Ramata's family escaped to the relative safety of a larger town called Nouna, but there's no farmland there for her to grow her own food. Her husband had to leave the family because extremist groups are killing men his age. He sends what little money he’s able to earn to help Ramata and support his family. A small group of Ramata's extended family — including sisters, aunts, moms and cousins — work together to look after their children. They make a little money sifting gravel and selling it to nearby construction companies.

Here in Nouna, there are no camps for displaced people so Ramata and her family must use what little income they have to pay rent for a small plot of land where they live in donated tents.

Famine threatens the one meal a day Ramata can provide her family

With the government unable to provide sufficient food supplies, Ramata and her children are barely surviving on as little as one meal a day. Ramata is forced to divide the meal among her entire family, placing the bowl on the ground so each of the children can at least grab a handful.

Ramata makes sure each child receives something to eat. But with famine now threatening the more than 1.5 million people displaced in Burkina Faso, she dreads the day there won't be even a handful of food for her children and her nieces and nephews.

A full-fledged famine would lead to massive loss of life among the children, women and men already suffering the violence of civil unrest.

Put suffering mothers’ minds at ease by donating today

Gripped by hunger and fear of hunger’s devastating effects on young bodies — mothers worry about their children. They're at tremendous risk of illness, malnutrition, stunted growth and insufficient brain development due to lack of nutrition.

You can help put these mothers’ minds at ease by sending your gift right away. You'll provide food and other essentials so mothers like Ramata never have to choose which of their children to feed. You'll help locate space for families to farm so displaced people can endure both the difficulties of civil unrest and prolonged drought. You'll also give hope for Ramata's children by providing emergency food, clean drinking water, quilts, Personal Care Kits, Baby Care Kits, access to health services and much more.
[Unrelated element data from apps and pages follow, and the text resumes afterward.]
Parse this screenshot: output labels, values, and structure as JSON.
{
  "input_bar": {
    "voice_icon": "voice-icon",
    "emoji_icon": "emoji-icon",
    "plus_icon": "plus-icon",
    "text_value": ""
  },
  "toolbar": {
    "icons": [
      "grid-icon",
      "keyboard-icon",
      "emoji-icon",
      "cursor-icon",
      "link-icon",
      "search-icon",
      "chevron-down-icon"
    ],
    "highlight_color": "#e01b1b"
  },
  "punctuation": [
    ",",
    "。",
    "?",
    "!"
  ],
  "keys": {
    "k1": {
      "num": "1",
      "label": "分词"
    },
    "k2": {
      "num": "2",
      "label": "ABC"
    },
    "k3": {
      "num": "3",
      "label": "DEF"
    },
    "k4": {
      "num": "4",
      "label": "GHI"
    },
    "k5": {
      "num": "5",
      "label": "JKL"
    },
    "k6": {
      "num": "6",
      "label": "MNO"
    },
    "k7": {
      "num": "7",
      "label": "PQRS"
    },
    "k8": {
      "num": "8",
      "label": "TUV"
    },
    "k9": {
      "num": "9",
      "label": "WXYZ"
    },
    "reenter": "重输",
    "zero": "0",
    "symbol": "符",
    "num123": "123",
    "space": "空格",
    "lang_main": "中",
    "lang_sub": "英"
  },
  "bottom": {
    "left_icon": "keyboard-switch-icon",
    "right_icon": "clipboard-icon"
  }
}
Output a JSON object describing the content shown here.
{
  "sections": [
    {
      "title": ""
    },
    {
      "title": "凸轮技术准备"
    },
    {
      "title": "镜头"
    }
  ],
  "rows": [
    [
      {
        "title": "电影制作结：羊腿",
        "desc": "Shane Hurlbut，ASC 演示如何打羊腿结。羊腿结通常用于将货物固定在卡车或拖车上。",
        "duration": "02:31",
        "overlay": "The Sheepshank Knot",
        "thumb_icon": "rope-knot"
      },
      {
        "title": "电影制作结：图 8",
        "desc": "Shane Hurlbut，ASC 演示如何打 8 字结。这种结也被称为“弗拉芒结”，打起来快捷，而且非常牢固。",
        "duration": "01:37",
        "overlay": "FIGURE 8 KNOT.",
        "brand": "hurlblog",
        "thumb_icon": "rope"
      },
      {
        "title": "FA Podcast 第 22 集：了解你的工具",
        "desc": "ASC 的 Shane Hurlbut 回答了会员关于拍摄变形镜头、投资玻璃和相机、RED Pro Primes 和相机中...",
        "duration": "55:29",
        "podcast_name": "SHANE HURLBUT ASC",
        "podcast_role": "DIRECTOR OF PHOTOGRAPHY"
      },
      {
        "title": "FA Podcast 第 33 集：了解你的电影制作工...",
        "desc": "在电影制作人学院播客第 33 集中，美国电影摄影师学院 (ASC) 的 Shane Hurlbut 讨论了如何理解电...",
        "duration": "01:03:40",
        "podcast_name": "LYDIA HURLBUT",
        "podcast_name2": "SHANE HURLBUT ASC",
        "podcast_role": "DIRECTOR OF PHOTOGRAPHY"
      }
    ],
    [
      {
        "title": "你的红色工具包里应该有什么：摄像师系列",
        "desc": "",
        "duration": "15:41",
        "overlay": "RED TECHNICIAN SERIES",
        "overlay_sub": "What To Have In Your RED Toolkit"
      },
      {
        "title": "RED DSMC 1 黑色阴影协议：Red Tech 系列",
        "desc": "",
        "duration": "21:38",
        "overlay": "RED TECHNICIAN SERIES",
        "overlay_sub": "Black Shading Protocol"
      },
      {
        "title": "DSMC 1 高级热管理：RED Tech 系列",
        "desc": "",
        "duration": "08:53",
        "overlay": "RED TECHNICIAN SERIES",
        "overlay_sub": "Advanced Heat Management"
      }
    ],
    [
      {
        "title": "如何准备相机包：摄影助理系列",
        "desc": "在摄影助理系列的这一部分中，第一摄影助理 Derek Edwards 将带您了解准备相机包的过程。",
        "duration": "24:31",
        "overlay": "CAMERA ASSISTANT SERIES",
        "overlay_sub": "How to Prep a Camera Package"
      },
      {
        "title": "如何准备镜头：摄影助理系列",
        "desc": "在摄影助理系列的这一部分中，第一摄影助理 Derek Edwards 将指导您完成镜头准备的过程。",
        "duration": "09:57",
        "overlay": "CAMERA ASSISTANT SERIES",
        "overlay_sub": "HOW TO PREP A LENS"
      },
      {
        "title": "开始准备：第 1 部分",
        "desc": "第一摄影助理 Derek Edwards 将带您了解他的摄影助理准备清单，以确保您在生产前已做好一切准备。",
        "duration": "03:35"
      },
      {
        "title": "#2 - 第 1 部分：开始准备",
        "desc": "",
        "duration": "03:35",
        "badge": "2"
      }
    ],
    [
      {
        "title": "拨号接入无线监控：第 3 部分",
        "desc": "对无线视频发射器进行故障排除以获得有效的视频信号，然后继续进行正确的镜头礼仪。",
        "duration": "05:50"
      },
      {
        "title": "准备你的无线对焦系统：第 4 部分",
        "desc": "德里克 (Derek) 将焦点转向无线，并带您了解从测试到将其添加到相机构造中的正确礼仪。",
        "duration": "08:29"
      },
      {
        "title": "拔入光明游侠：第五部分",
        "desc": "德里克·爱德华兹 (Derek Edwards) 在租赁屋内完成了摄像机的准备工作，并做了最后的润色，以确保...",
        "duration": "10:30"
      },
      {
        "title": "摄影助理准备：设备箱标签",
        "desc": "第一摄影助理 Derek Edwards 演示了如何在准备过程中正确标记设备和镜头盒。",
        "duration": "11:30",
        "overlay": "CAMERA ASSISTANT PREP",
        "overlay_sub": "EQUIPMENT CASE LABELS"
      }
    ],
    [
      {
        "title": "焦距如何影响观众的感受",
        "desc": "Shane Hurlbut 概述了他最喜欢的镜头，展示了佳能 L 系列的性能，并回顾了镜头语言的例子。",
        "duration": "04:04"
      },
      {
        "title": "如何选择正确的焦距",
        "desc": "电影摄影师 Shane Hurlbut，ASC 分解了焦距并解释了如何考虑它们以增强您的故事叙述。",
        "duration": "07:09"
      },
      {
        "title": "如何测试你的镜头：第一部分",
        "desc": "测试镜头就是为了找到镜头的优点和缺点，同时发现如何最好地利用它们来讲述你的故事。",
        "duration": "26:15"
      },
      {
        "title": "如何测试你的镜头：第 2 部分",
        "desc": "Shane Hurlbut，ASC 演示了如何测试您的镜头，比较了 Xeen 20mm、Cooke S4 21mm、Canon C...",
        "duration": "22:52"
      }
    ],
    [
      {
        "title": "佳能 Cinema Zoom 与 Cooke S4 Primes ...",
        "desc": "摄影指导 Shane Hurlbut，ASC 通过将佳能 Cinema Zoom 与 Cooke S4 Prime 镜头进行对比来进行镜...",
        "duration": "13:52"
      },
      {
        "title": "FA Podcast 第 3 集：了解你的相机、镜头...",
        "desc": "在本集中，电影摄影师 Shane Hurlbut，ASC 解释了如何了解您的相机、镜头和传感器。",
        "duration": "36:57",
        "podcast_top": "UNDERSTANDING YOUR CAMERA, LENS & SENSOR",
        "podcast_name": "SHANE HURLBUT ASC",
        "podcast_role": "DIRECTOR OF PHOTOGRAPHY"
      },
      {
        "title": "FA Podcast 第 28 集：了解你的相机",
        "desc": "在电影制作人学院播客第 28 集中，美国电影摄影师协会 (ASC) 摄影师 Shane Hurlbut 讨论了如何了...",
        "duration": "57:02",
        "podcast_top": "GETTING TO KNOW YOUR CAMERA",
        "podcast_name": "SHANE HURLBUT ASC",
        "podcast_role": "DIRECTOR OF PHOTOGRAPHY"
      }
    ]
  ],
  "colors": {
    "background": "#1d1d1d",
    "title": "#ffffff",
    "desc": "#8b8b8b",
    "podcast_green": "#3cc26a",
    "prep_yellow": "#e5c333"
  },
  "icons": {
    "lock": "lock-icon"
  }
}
Make a life-changing difference for our neighbors with the very least

With your generous love and support, you can make a lifesaving difference for Ramata and her family today.

Ramata prays that someday she'll be able to go home — where she can grow her own food and the children can eat as much as they desire.

Until then, you can help provide Ramata's children with the urgent food, water and supplies they need right now. And a chance for what every mother wants for her children — happiness.

Niki Clark, Jun 30, 2022 email